Yet the Israeli pianist (born in Tashkent, Uzbekistan), winner of the 2008 Arthur Rubinstein International Piano Master Competition, is no stranger to the occasionally torturous journey towards perfect artistic expression. Having made his debut with the Israeli Philharmonic Orchestra under Zubin Mehta at age 10, and after studious years of learning from his many teachers including Arieh Vardi at the Rubin Academy of Music in Tel Aviv, Seymour Lipkin at the Curtis Institute of Music, and Robert McDonald at the Juilliard School, Rabinovich says that he continues to learn. “Many things inspire me: firstly, the music of great composers. It is such a privilege to be in direct contact with the composers through their work. The more you learn about their music, the more real the composers become as people. And then of course creative musicians I play with, inspire me. Sometimes it’s a beautiful piano, or a particular hall and the energy that transcends from the audience. But inspiration is a mysterious and transient thing. A good performance is based on meticulous preparation, hard work and austere discipline,” he says.

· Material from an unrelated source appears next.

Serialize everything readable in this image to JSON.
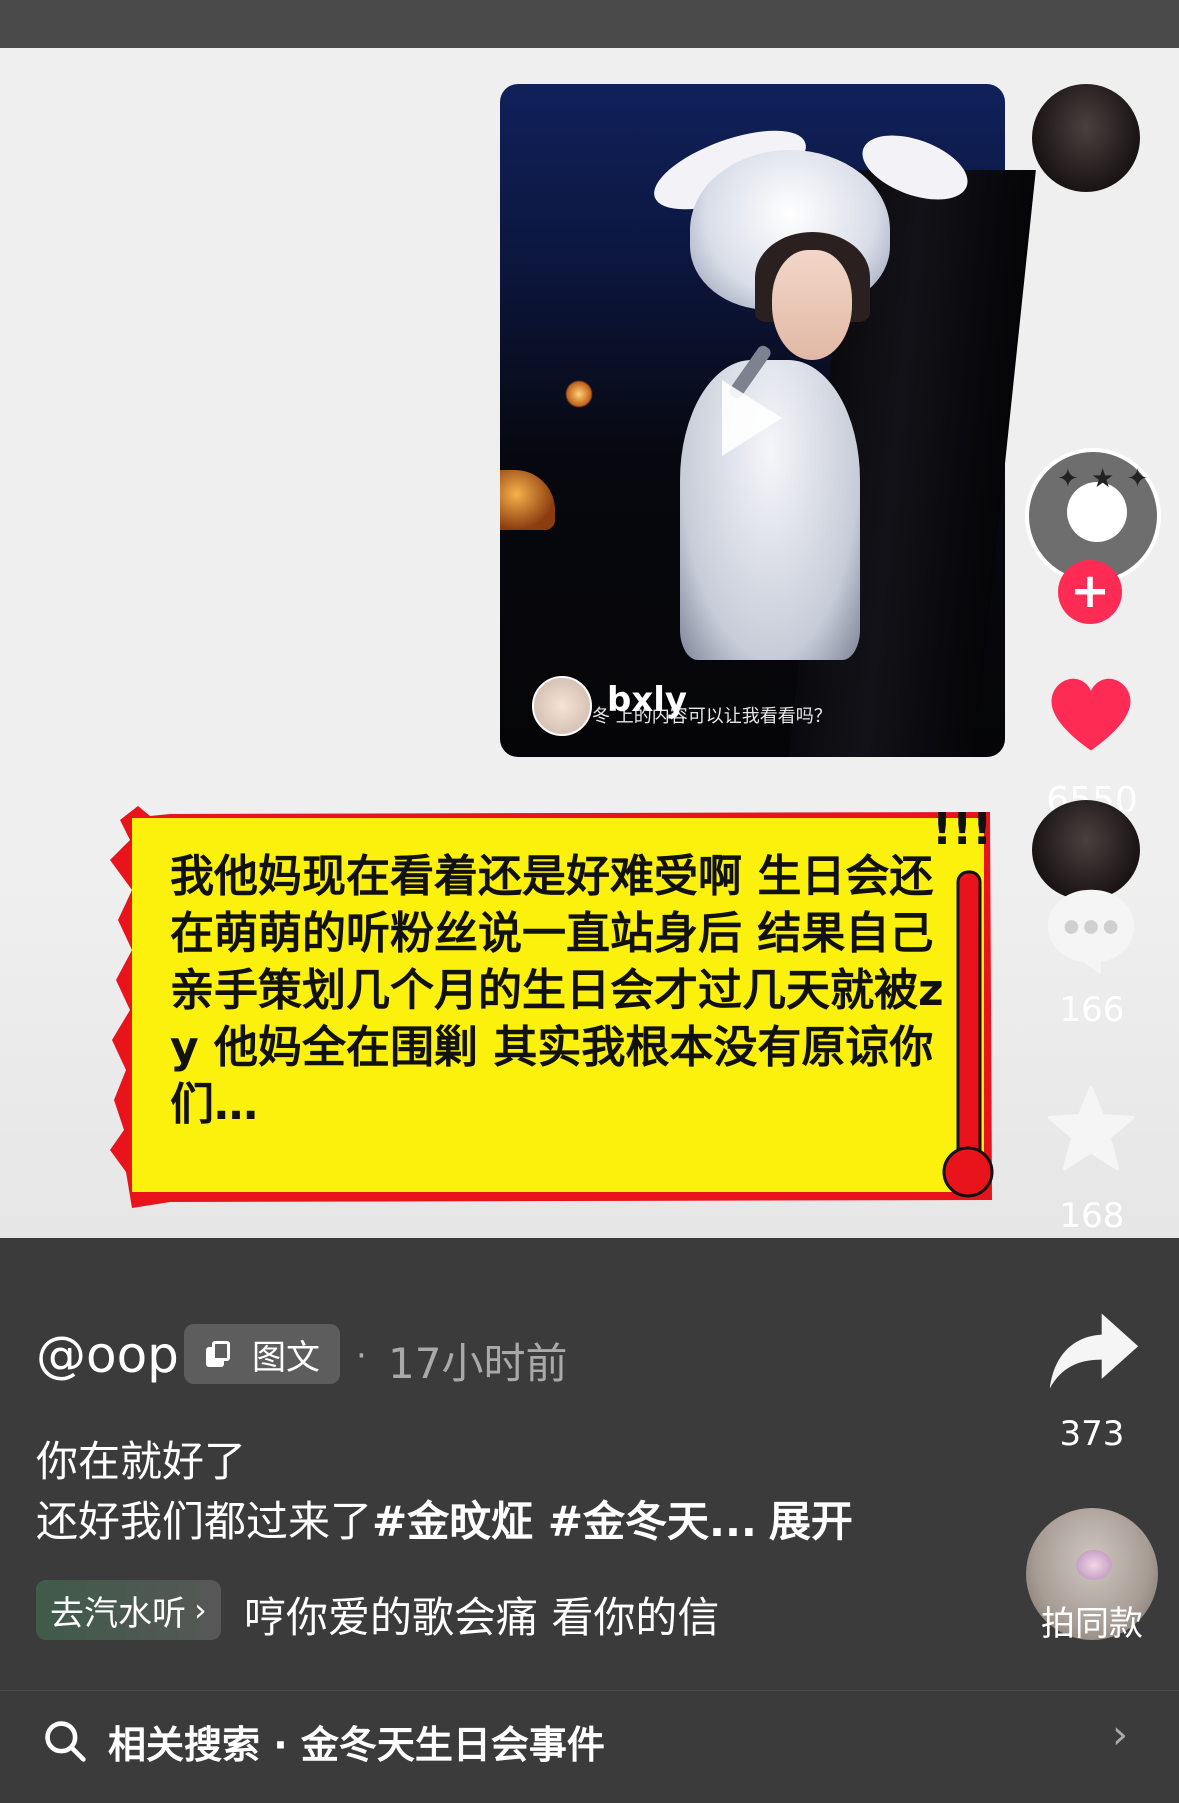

In his effort towards the ephemeral goal of excellence and exactitude, Rabinovich took a recent opportunity to meet András Schiff, whose mastery, “perfect balance of mind, hands and heart,” as Rabinovich describes it, he had always admired. He played for his icon at Schiff’s recent Carnegie Hall master classes, titled Bach and Beyond: “It was a pivotal point for me,” says Rabinovich. “Meeting with this great artist brought a new direction in my own development, and since then, I was privileged to continue working with him in Europe, enjoying his invaluable advice and his profound knowledge of music and art in general.”

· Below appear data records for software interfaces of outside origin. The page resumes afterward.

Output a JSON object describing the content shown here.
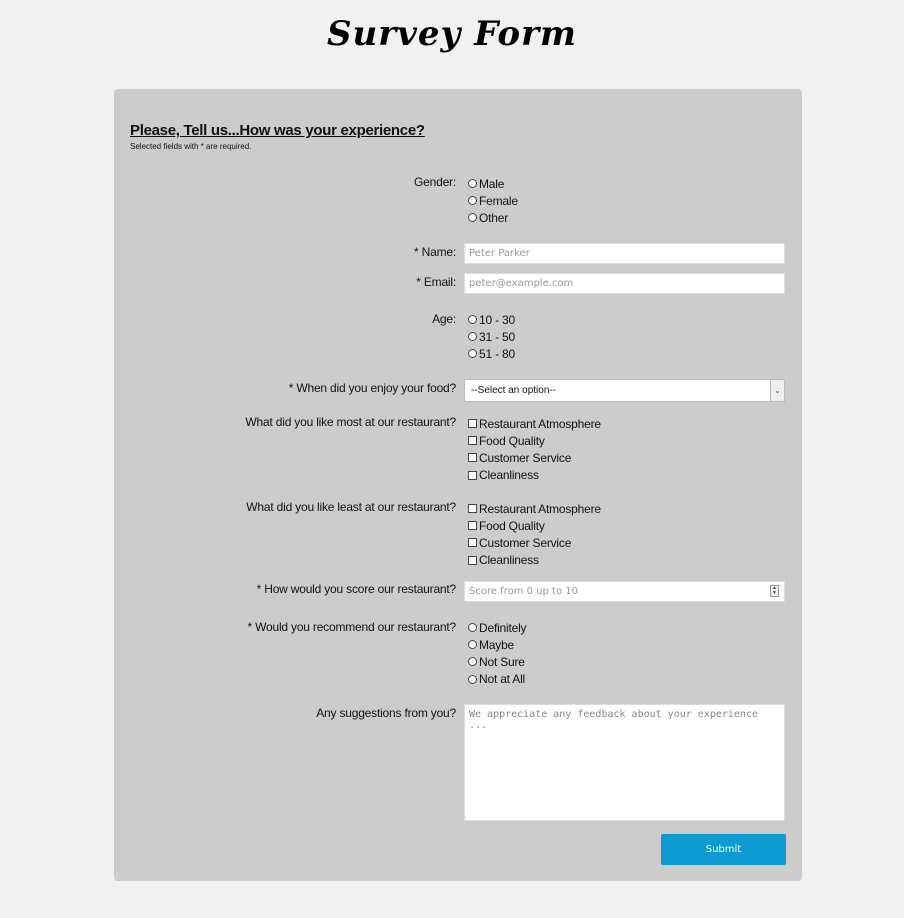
{
  "page": {
    "title": "Survey Form"
  },
  "form": {
    "headline": "Please, Tell us...How was your experience?",
    "required_note": "Selected fields with * are required.",
    "gender": {
      "label": "Gender:",
      "options": [
        "Male",
        "Female",
        "Other"
      ]
    },
    "name": {
      "label": "* Name:",
      "placeholder": "Peter Parker"
    },
    "email": {
      "label": "* Email:",
      "placeholder": "peter@example.com"
    },
    "age": {
      "label": "Age:",
      "options": [
        "10 - 30",
        "31 - 50",
        "51 - 80"
      ]
    },
    "food_time": {
      "label": "* When did you enjoy your food?",
      "selected": "--Select an option--"
    },
    "liked_most": {
      "label": "What did you like most at our restaurant?",
      "options": [
        "Restaurant Atmosphere",
        "Food Quality",
        "Customer Service",
        "Cleanliness"
      ]
    },
    "liked_least": {
      "label": "What did you like least at our restaurant?",
      "options": [
        "Restaurant Atmosphere",
        "Food Quality",
        "Customer Service",
        "Cleanliness"
      ]
    },
    "score": {
      "label": "* How would you score our restaurant?",
      "placeholder": "Score from 0 up to 10"
    },
    "recommend": {
      "label": "* Would you recommend our restaurant?",
      "options": [
        "Definitely",
        "Maybe",
        "Not Sure",
        "Not at All"
      ]
    },
    "suggestions": {
      "label": "Any suggestions from you?",
      "placeholder": "We appreciate any feedback about your experience ..."
    },
    "submit_label": "Submit"
  },
  "colors": {
    "page_bg": "#f1f1f1",
    "card_bg": "#cccccc",
    "submit_bg": "#0d9ad1"
  },
  "icons": {
    "select_arrow": "chevron-down-icon",
    "spinner": "spinner-arrows-icon"
  }
}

Endorsed by András Schiff, one of the foremost pianists of our time, as one of three performers chosen to present the new generation of artistic talent, Roman will perform in Schiff’s newly established Berlin- and New York-based András Schiff Selects: Young Pianists series in its opening 2014/15 season. A program with works by Bach, Brahms, Bartók, and Smetana will give Rabinovich the opportunity to show his sensitivity for a wide range of pianistic repertoire, performed with his own, poignant personality, which San Francisco’s Classical Voice observed as “mature and self-assured playing, belying his chronological age.” Mr. Schiff himself spoke about his choice: “Roman is a very talented, young pianist, highly intelligent, quick-minded and genuinely original. He deserves to be heard and I hope to be able to help him.” The other two pianists presented in the series are Kuok-Wai Lio, Roman’s fellow Curtis graduate who recently stepped in replacing the legendary Radu Lupo at a Town Hall recital, and 2008 Gilmore Artist Award-winner Adam Golka.

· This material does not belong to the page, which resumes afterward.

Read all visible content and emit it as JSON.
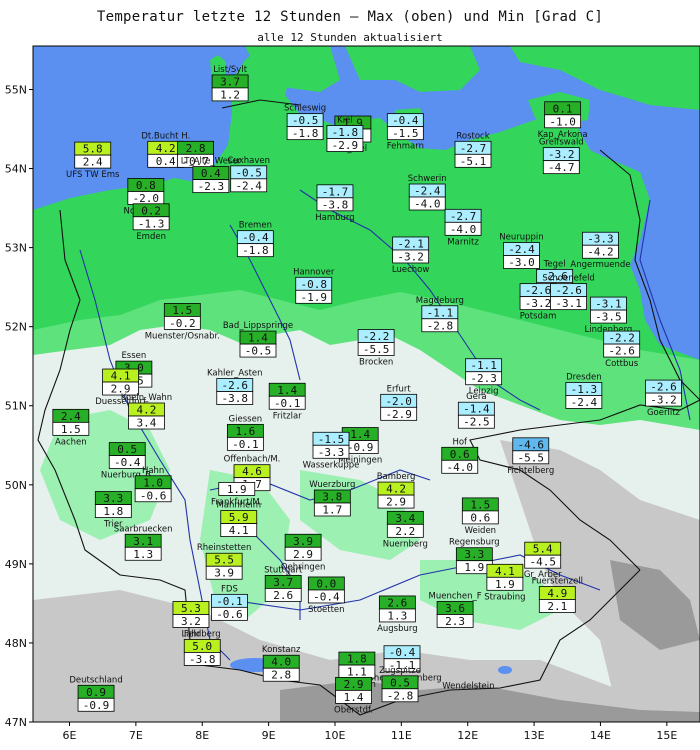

Roman’s March 2013 recording titled Ballets Russes on the Orchid Classic label, for which he received the Classical Recording Foundation's Artist of the Year Award, showcases the pianist’s musical gift for refined, in-depth performance, and his imaginative arrangements of works formerly not conceived for solo piano. Prokoviev’s Romeo and Juilliet, Ravel/Rabinovich’s Daphnis and Chloe, as well as Stravinsky’s Petrushka, had captured his imagination for quite a while, and the arc connecting the program was their close ties to the Ballets Russes: “Albeit in slightly different times, and marked by their aesthetic differences, they were all inspired by the energy and charm of one man – Sergei Diaghilev, a force of nature,” Rabinovich explains. “They belong to the era of the creator of the Ballets Russes, which had a profound influence on the artistic trends of the next generation, fusing avant-garde music, dance and art, styled in a fresh and innovative way.”

On October 14th, 2014, Roman Rabinovich, Michael Brown and Nick Canellakis will appear in a collaborative, public Salon concert series GetClassical at the New York historical landmark India House.

sketch for Ballet Russes - Petrushka and ballerina, by Roman Rabinovich